Exercise goal: For the entries below, state how many lines include the string "Video", and write nothing besides that number.

Data records:
---*---

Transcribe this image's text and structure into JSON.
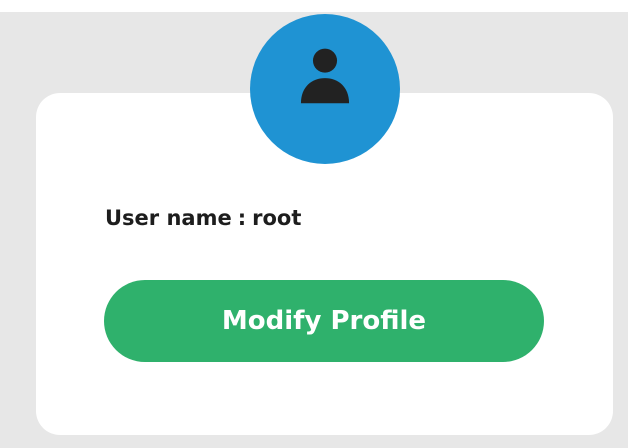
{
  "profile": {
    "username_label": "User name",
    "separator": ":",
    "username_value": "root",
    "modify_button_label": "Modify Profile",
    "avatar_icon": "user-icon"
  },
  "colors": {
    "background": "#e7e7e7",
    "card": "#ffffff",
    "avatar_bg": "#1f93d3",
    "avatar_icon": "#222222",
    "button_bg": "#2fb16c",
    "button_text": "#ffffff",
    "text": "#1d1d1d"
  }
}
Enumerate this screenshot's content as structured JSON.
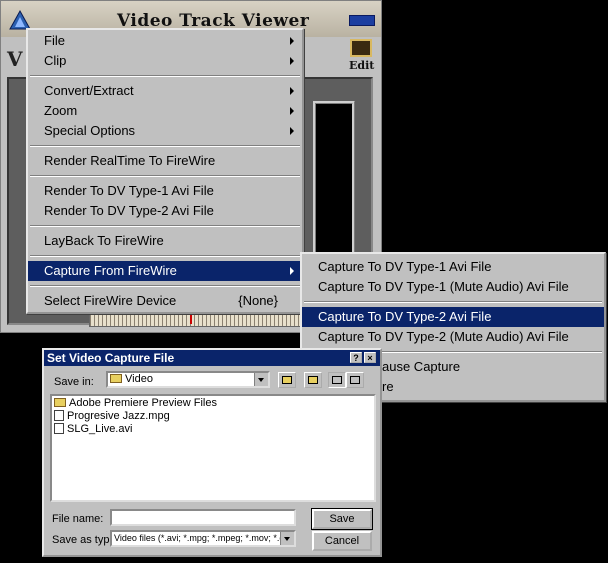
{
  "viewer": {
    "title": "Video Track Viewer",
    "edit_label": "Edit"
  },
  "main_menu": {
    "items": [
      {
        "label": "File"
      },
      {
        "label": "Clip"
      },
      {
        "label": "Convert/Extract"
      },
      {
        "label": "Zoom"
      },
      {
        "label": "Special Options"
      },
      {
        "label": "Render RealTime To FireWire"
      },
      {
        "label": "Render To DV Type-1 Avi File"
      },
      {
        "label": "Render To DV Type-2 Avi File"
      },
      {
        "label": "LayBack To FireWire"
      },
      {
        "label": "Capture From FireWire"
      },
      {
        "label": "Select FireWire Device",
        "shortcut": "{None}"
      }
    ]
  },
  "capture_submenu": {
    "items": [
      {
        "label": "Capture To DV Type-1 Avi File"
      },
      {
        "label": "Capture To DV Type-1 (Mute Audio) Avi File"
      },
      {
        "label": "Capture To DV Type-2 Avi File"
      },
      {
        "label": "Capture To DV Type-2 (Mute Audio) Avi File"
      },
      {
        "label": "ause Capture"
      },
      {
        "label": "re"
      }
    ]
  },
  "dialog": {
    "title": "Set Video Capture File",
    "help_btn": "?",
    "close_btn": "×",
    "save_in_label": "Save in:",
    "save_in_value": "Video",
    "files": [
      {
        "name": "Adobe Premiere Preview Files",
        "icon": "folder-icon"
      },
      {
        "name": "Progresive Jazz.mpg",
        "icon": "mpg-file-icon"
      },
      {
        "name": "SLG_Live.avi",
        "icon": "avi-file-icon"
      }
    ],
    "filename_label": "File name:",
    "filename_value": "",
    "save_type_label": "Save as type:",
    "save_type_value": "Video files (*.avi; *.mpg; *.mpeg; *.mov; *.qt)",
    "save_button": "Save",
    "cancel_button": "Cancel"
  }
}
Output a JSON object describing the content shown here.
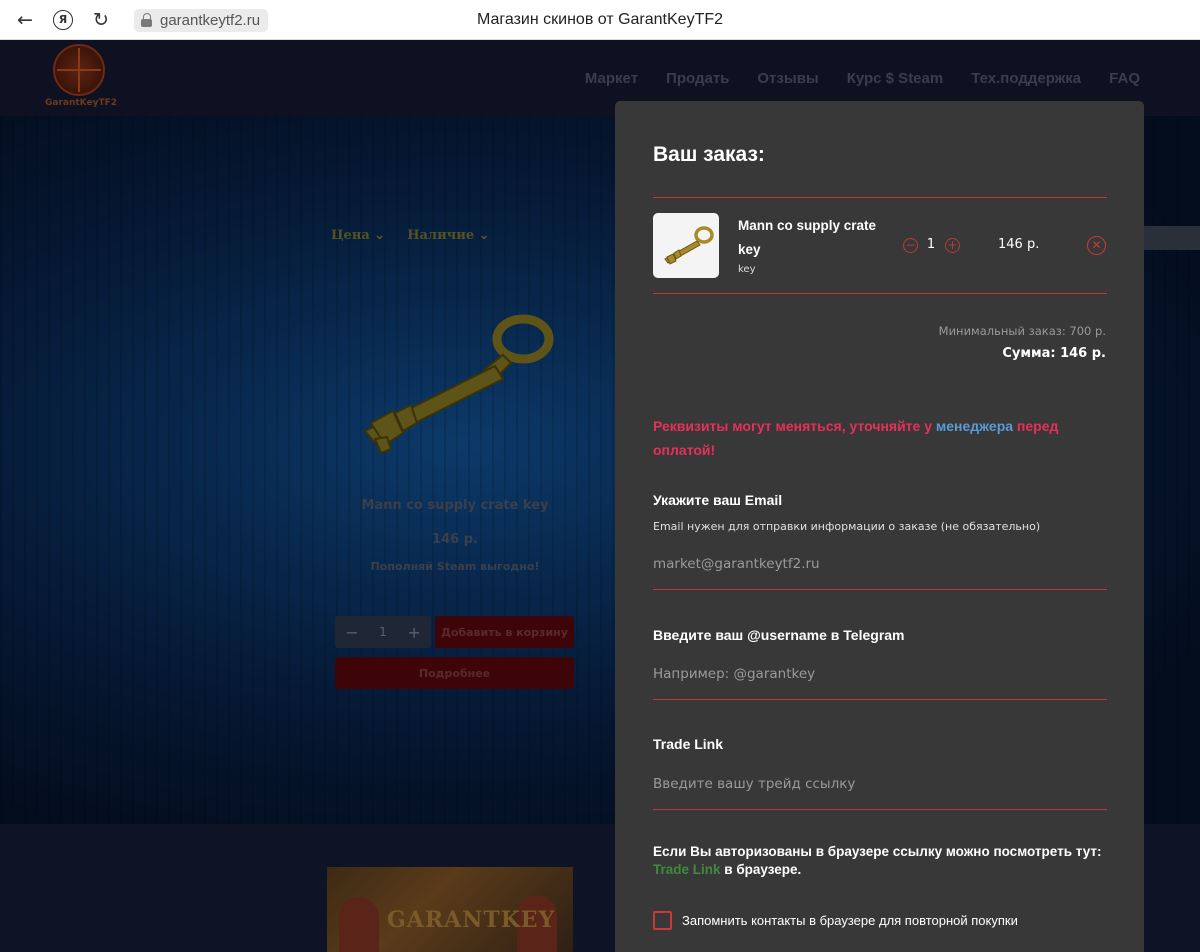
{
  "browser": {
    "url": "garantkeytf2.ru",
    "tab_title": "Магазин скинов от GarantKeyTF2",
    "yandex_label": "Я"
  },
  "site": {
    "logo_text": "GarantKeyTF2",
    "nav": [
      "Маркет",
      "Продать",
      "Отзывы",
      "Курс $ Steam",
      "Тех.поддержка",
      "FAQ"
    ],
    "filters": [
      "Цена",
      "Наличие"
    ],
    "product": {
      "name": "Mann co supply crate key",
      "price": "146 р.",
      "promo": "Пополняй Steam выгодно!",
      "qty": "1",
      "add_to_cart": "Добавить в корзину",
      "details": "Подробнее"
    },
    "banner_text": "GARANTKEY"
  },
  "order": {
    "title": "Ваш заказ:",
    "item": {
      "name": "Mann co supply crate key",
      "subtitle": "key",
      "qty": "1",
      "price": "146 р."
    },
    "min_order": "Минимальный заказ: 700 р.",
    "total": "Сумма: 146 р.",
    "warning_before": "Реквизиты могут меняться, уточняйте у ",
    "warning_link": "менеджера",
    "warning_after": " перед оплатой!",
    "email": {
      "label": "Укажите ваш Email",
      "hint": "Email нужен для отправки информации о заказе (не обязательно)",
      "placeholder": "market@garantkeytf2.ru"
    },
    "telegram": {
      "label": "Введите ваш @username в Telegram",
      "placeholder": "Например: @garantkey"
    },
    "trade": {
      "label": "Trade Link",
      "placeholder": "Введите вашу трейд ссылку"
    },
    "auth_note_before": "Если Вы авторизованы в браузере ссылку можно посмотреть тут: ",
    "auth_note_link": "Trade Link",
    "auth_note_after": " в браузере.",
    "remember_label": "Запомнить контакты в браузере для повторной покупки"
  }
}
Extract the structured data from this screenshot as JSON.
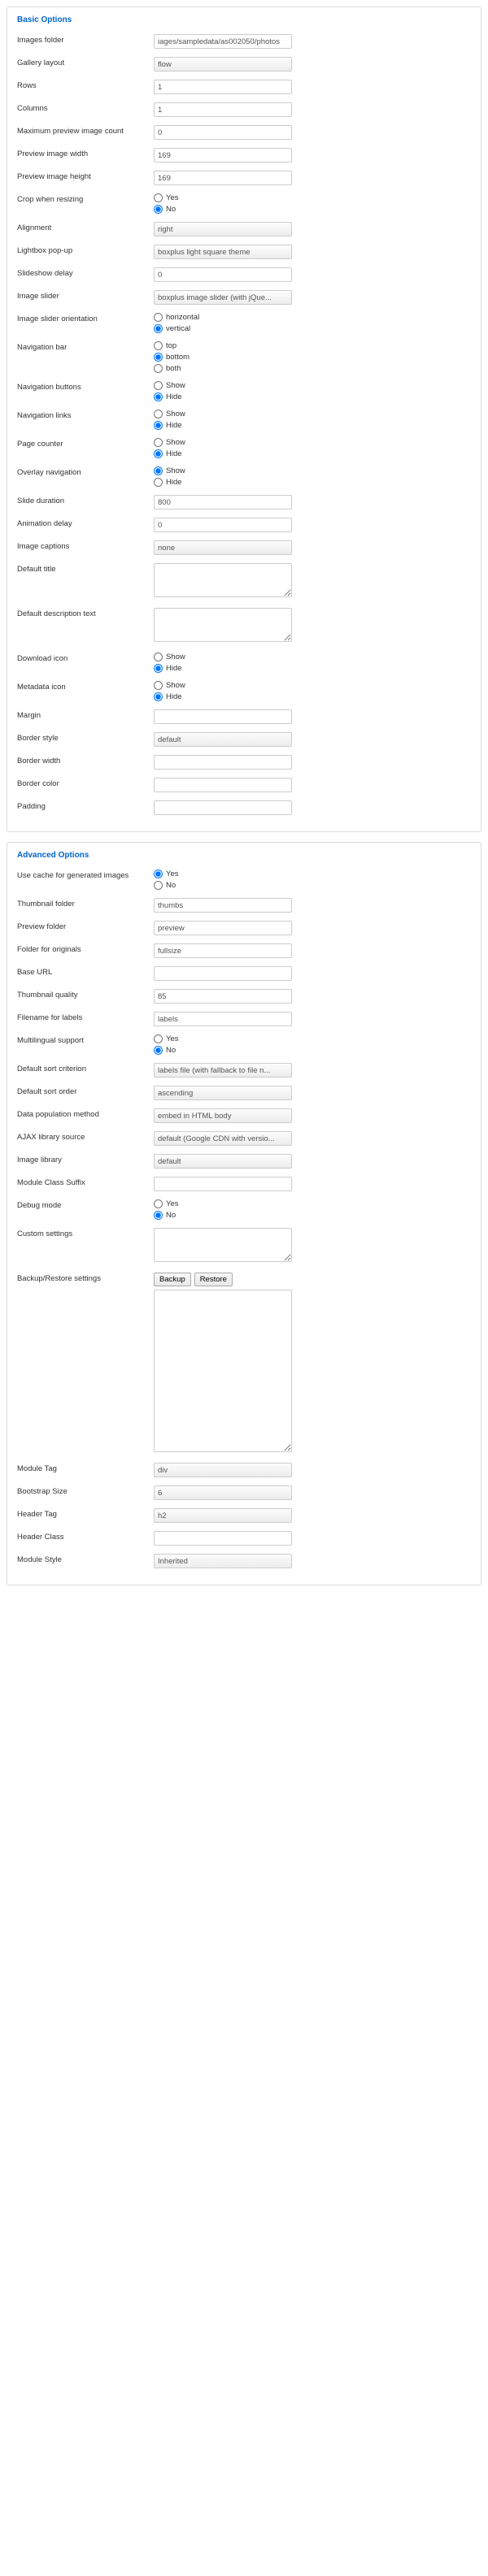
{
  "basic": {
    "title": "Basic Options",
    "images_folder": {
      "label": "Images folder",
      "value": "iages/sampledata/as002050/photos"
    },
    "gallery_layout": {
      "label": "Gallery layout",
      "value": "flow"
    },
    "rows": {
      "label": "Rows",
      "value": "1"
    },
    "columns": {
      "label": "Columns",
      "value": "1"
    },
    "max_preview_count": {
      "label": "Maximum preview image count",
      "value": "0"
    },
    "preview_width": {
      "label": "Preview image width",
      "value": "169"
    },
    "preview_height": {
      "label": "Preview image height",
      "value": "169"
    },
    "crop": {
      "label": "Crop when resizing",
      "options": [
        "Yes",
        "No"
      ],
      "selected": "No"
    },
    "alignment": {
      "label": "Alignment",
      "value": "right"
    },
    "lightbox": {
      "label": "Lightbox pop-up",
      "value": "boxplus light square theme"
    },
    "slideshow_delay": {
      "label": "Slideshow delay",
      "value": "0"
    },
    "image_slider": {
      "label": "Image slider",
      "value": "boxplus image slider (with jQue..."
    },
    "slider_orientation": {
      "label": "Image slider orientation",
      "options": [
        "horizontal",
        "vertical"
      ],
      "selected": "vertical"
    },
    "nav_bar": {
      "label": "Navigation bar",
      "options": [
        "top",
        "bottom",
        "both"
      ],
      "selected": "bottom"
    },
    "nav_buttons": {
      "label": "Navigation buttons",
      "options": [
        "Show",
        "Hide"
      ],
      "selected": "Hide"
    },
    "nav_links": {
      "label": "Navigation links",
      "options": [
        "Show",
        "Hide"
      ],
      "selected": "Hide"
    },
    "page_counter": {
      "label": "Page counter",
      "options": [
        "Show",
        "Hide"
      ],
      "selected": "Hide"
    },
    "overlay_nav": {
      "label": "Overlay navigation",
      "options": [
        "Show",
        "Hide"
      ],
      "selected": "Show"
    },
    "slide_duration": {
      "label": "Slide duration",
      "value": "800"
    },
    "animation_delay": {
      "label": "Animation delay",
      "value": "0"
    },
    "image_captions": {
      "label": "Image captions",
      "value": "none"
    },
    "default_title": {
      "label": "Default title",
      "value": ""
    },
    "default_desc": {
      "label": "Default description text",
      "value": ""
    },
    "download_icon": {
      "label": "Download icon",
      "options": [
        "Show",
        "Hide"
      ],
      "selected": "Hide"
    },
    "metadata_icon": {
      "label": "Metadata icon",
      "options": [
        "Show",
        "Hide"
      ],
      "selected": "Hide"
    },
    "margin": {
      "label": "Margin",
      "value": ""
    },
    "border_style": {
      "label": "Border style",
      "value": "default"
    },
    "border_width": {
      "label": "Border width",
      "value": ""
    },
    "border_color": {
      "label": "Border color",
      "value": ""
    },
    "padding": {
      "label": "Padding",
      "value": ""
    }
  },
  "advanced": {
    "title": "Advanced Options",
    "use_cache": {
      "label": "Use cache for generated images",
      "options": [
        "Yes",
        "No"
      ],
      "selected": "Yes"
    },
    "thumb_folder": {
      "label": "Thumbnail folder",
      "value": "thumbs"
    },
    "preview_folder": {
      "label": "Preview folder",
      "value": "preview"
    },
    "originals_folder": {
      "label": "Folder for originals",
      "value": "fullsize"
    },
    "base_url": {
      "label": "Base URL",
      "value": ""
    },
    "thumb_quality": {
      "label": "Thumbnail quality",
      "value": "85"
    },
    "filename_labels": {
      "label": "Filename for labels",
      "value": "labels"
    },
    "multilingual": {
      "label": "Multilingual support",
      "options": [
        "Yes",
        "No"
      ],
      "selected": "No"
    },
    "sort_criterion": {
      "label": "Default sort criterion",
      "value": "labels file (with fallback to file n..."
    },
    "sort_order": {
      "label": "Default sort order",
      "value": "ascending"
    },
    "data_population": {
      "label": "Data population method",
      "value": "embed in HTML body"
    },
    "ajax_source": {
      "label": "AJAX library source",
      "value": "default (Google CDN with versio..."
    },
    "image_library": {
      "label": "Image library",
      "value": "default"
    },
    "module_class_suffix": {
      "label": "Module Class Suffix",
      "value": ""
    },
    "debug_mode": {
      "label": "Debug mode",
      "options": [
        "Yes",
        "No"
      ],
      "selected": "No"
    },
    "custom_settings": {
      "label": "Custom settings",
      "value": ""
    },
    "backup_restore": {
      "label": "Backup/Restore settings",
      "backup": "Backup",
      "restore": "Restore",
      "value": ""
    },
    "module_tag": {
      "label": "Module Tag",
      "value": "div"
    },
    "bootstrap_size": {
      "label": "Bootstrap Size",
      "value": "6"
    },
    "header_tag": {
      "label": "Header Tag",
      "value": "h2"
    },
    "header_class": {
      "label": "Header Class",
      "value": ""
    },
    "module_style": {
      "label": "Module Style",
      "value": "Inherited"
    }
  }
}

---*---

Task result: 4